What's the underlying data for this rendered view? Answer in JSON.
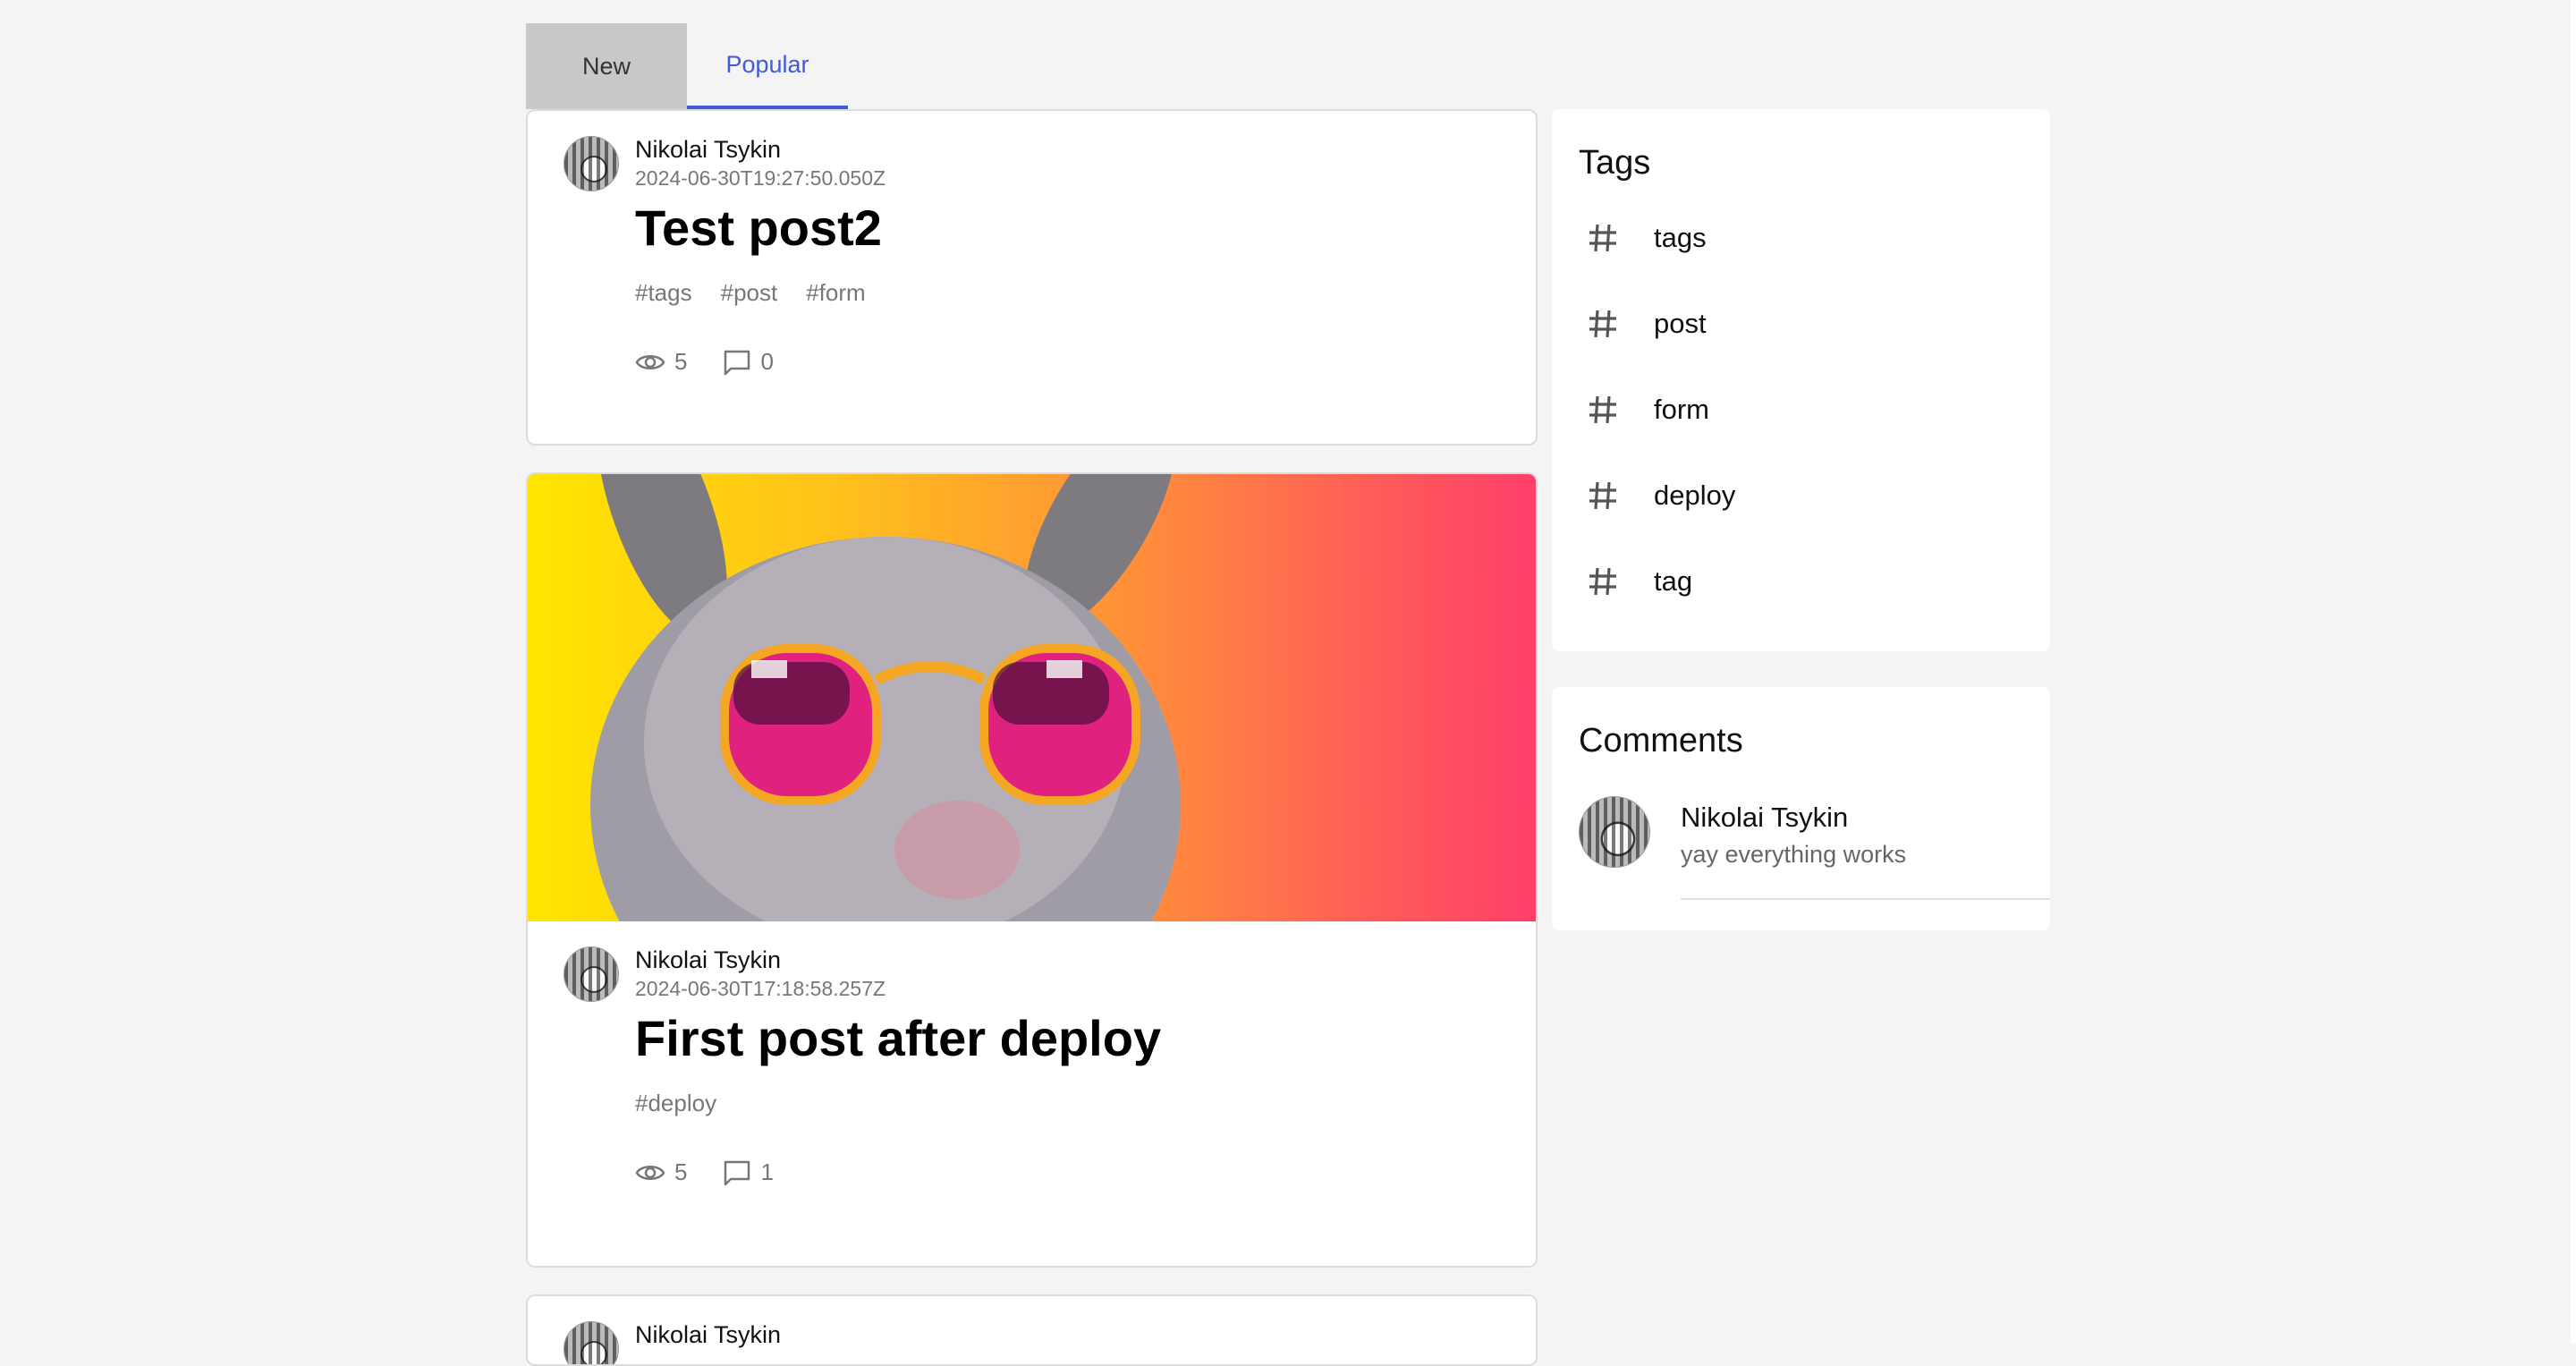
{
  "tabs": {
    "new_label": "New",
    "popular_label": "Popular",
    "active": "Popular"
  },
  "posts": [
    {
      "author": "Nikolai Tsykin",
      "date": "2024-06-30T19:27:50.050Z",
      "title": "Test post2",
      "tags": [
        "#tags",
        "#post",
        "#form"
      ],
      "views": "5",
      "comments": "0",
      "has_image": false
    },
    {
      "author": "Nikolai Tsykin",
      "date": "2024-06-30T17:18:58.257Z",
      "title": "First post after deploy",
      "tags": [
        "#deploy"
      ],
      "views": "5",
      "comments": "1",
      "has_image": true
    },
    {
      "author": "Nikolai Tsykin"
    }
  ],
  "sidebar": {
    "tags_title": "Tags",
    "tags": [
      "tags",
      "post",
      "form",
      "deploy",
      "tag"
    ],
    "comments_title": "Comments",
    "comment": {
      "author": "Nikolai Tsykin",
      "text": "yay everything works"
    }
  },
  "colors": {
    "accent": "#3f5bd8",
    "background": "#f4f4f4",
    "tab_inactive_bg": "#c8c8c8",
    "muted_text": "#777777"
  },
  "icons": {
    "views": "eye-icon",
    "comments": "comment-icon",
    "tag": "hash-icon"
  }
}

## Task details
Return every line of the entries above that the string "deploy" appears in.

## Your solution
      "title": "First post after deploy",
        "#deploy"
      "deploy",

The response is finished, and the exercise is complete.